- [Prompt]:
Whenever a line of the listing contains the string "bobSizes", return that line.

□ □ □ □

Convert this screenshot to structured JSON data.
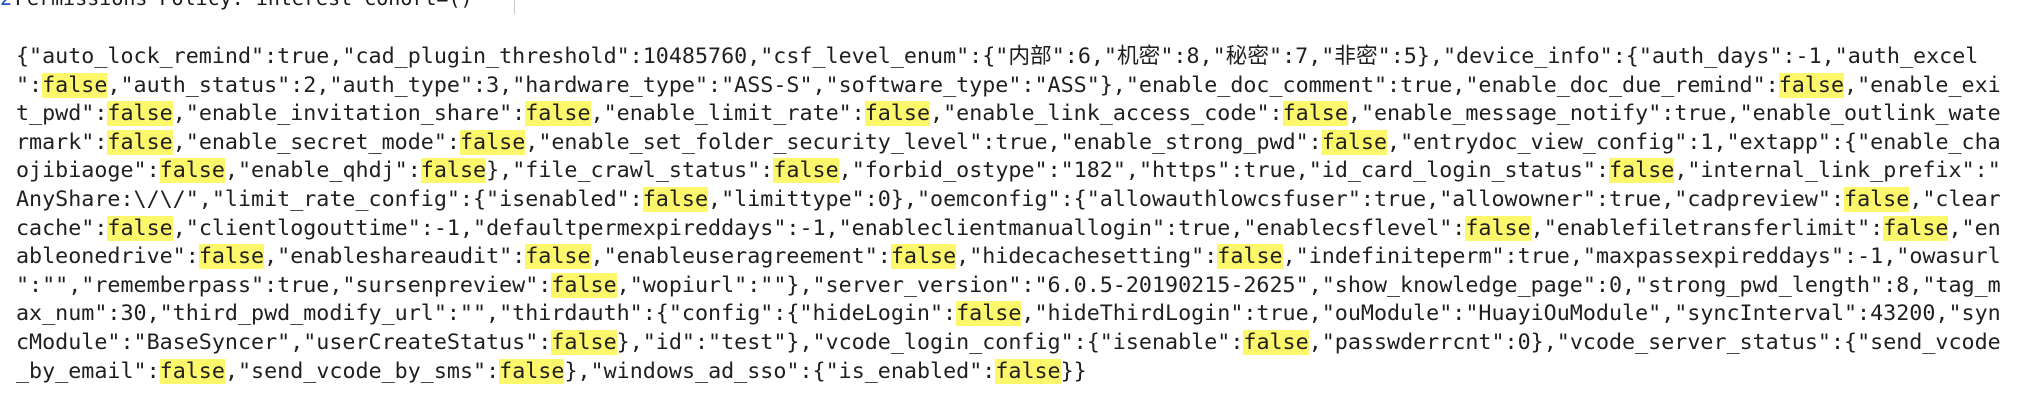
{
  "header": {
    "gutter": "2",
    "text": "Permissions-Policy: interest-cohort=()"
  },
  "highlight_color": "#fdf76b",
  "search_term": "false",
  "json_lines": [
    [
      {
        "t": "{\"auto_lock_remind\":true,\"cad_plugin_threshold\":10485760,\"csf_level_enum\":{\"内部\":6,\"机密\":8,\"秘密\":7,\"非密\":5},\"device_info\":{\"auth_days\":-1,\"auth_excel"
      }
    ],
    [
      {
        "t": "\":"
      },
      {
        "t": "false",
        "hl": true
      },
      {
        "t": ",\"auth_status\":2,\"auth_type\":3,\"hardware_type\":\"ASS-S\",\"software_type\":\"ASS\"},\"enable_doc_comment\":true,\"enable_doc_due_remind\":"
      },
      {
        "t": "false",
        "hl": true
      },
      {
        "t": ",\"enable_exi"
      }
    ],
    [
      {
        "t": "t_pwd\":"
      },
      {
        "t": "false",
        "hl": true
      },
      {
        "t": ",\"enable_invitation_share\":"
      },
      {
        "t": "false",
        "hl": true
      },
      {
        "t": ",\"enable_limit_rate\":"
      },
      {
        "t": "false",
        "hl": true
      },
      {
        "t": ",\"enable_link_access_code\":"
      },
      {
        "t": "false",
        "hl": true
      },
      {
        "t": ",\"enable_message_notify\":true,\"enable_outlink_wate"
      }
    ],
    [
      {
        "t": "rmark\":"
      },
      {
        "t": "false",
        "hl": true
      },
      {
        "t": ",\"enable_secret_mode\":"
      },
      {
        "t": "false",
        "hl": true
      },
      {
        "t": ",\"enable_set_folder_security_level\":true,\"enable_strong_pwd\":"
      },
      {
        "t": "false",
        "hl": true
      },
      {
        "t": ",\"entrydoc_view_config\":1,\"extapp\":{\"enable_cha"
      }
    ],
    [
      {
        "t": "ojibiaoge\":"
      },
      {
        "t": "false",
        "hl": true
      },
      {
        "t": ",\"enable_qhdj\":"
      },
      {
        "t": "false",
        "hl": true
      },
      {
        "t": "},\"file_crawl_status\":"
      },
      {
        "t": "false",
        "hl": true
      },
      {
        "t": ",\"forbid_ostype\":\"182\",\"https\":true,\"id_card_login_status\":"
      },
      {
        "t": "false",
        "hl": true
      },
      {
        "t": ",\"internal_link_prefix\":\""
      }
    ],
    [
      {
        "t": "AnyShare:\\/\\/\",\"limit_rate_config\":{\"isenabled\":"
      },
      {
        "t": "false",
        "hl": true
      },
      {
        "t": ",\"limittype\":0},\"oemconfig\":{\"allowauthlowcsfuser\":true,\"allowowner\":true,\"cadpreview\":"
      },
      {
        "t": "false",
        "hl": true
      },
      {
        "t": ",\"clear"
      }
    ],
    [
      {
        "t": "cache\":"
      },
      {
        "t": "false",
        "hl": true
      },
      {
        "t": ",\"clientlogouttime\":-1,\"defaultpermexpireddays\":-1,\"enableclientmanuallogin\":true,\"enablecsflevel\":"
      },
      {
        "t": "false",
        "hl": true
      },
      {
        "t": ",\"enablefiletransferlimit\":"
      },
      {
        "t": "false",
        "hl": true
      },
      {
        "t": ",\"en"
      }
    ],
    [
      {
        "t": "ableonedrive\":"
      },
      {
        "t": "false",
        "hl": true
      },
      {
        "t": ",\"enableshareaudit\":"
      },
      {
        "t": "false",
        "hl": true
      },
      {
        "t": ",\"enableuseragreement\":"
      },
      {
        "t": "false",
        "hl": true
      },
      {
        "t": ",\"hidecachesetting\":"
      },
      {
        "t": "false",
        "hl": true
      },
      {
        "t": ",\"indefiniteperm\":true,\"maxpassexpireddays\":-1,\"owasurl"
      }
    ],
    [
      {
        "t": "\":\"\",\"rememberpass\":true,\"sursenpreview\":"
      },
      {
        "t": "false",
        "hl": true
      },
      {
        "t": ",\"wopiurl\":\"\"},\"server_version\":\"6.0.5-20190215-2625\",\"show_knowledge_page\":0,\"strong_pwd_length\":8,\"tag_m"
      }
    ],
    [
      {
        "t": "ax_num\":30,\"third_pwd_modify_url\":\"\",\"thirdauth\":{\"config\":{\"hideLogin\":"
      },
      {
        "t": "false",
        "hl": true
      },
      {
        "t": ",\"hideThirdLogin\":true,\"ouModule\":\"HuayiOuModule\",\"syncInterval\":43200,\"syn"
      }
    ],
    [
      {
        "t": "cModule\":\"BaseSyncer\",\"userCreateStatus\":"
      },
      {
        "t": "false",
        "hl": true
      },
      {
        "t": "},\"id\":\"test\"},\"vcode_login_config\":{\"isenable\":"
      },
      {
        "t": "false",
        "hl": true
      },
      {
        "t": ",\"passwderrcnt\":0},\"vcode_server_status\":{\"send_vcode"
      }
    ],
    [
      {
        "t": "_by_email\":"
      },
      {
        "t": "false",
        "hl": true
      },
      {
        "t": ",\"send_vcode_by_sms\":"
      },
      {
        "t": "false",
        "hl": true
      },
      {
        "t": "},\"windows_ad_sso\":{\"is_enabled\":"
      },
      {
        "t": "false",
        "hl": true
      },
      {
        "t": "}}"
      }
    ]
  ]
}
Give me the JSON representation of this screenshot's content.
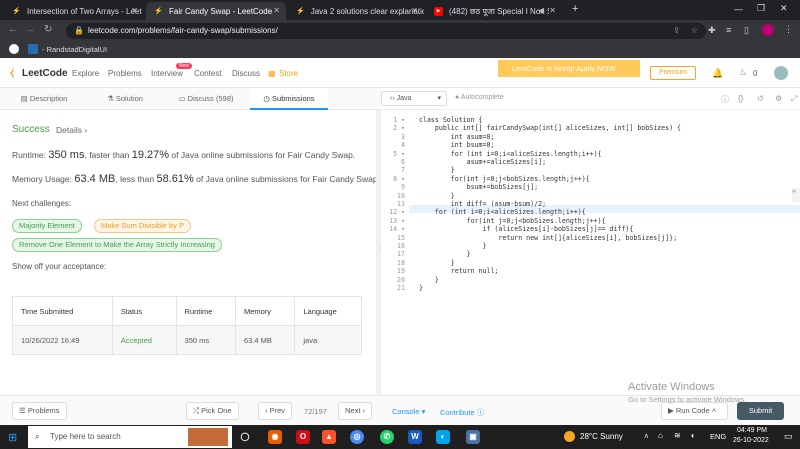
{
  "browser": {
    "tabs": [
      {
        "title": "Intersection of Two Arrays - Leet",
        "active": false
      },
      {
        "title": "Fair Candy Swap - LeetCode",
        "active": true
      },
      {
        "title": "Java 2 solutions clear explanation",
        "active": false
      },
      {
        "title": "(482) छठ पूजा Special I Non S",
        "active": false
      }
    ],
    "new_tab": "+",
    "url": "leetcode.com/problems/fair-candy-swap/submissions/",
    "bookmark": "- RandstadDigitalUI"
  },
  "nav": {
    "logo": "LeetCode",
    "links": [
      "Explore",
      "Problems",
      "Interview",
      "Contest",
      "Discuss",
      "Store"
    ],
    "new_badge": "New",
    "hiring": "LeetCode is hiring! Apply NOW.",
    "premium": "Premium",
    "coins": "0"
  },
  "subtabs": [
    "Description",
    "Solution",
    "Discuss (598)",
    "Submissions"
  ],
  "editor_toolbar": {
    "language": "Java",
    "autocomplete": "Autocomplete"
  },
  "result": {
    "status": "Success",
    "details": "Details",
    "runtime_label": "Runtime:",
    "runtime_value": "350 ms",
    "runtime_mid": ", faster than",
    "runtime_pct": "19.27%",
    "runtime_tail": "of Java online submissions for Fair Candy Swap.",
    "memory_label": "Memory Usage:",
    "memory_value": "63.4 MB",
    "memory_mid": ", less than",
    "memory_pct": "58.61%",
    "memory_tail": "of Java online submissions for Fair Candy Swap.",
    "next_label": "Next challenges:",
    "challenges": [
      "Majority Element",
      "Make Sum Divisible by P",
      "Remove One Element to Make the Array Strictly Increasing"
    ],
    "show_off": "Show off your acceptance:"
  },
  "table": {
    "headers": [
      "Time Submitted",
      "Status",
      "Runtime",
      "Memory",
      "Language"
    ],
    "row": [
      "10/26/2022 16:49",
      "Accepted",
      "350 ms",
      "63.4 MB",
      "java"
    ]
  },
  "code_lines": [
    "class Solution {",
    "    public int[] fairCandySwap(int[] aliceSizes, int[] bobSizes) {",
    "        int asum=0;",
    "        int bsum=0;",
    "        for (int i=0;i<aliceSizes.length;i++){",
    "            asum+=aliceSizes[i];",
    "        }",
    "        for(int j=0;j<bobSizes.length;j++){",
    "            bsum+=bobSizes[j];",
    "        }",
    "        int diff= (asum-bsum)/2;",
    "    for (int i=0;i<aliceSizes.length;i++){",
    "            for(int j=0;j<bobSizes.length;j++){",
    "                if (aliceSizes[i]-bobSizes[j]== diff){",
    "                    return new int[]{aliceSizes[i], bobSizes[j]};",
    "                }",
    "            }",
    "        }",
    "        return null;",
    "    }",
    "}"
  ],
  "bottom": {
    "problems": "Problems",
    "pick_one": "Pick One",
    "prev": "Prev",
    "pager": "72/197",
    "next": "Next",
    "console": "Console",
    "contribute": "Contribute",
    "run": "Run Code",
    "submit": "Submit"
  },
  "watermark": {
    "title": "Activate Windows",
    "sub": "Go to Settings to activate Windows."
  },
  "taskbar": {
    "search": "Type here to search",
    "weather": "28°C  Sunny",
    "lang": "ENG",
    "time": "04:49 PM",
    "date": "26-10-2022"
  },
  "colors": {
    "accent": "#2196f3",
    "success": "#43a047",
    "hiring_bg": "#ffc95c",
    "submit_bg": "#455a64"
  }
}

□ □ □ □

- [Result]:
    "    public int[] fairCandySwap(int[] aliceSizes, int[] bobSizes) {",
    "        for(int j=0;j<bobSizes.length;j++){",
    "            bsum+=bobSizes[j];",
    "            for(int j=0;j<bobSizes.length;j++){",
    "                if (aliceSizes[i]-bobSizes[j]== diff){",
    "                    return new int[]{aliceSizes[i], bobSizes[j]};",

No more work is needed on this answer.